%%

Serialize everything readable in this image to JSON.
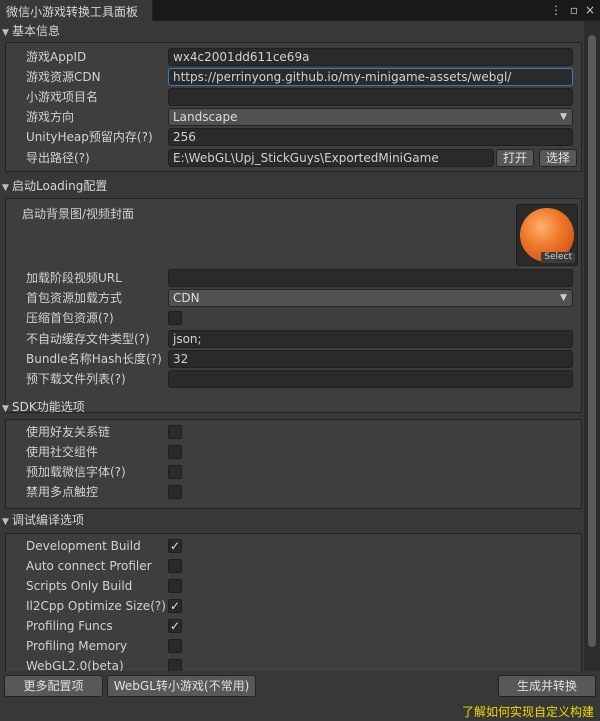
{
  "window": {
    "tab_title": "微信小游戏转换工具面板",
    "menu_icon": "kebab-menu-icon",
    "maximize_icon": "maximize-icon"
  },
  "sections": {
    "basic": {
      "title": "基本信息",
      "fields": {
        "appid_label": "游戏AppID",
        "appid_value": "wx4c2001dd611ce69a",
        "cdn_label": "游戏资源CDN",
        "cdn_value": "https://perrinyong.github.io/my-minigame-assets/webgl/",
        "project_name_label": "小游戏项目名",
        "project_name_value": "",
        "orientation_label": "游戏方向",
        "orientation_value": "Landscape",
        "heap_label": "UnityHeap预留内存(?)",
        "heap_value": "256",
        "export_path_label": "导出路径(?)",
        "export_path_value": "E:\\WebGL\\Upj_StickGuys\\ExportedMiniGame",
        "open_label": "打开",
        "choose_label": "选择"
      }
    },
    "loading": {
      "title": "启动Loading配置",
      "fields": {
        "bg_label": "启动背景图/视频封面",
        "select_label": "Select",
        "video_url_label": "加载阶段视频URL",
        "video_url_value": "",
        "first_pkg_label": "首包资源加载方式",
        "first_pkg_value": "CDN",
        "compress_label": "压缩首包资源(?)",
        "no_cache_label": "不自动缓存文件类型(?)",
        "no_cache_value": "json;",
        "hash_len_label": "Bundle名称Hash长度(?)",
        "hash_len_value": "32",
        "preload_label": "预下载文件列表(?)",
        "preload_value": ""
      }
    },
    "sdk": {
      "title": "SDK功能选项",
      "fields": {
        "friend_chain_label": "使用好友关系链",
        "social_label": "使用社交组件",
        "wx_font_label": "预加载微信字体(?)",
        "multitouch_label": "禁用多点触控"
      }
    },
    "debug": {
      "title": "调试编译选项",
      "fields": {
        "dev_build_label": "Development Build",
        "auto_profiler_label": "Auto connect Profiler",
        "scripts_only_label": "Scripts Only Build",
        "il2cpp_label": "Il2Cpp Optimize Size(?)",
        "profiling_funcs_label": "Profiling Funcs",
        "profiling_mem_label": "Profiling Memory",
        "webgl2_label": "WebGL2.0(beta)"
      }
    }
  },
  "toggles": {
    "compress": false,
    "friend_chain": false,
    "social": false,
    "wx_font": false,
    "multitouch": false,
    "dev_build": true,
    "auto_profiler": false,
    "scripts_only": false,
    "il2cpp": true,
    "profiling_funcs": true,
    "profiling_mem": false,
    "webgl2": false
  },
  "toolbar": {
    "more_config": "更多配置项",
    "webgl_convert": "WebGL转小游戏(不常用)",
    "generate": "生成并转换",
    "custom_build_link": "了解如何实现自定义构建"
  },
  "colors": {
    "link": "#f0d800",
    "focus_border": "#3a79bb"
  }
}
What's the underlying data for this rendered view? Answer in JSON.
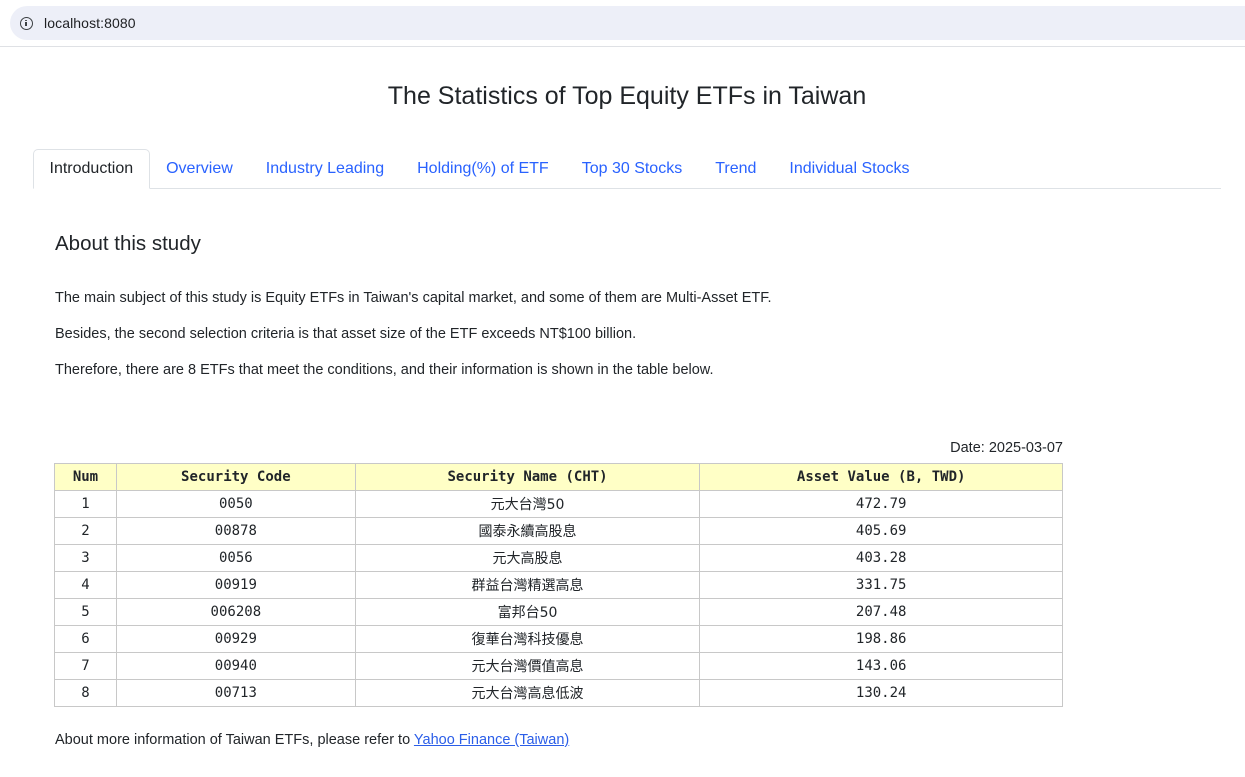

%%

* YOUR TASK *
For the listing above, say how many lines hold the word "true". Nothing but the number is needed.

* TASK RESULT *
3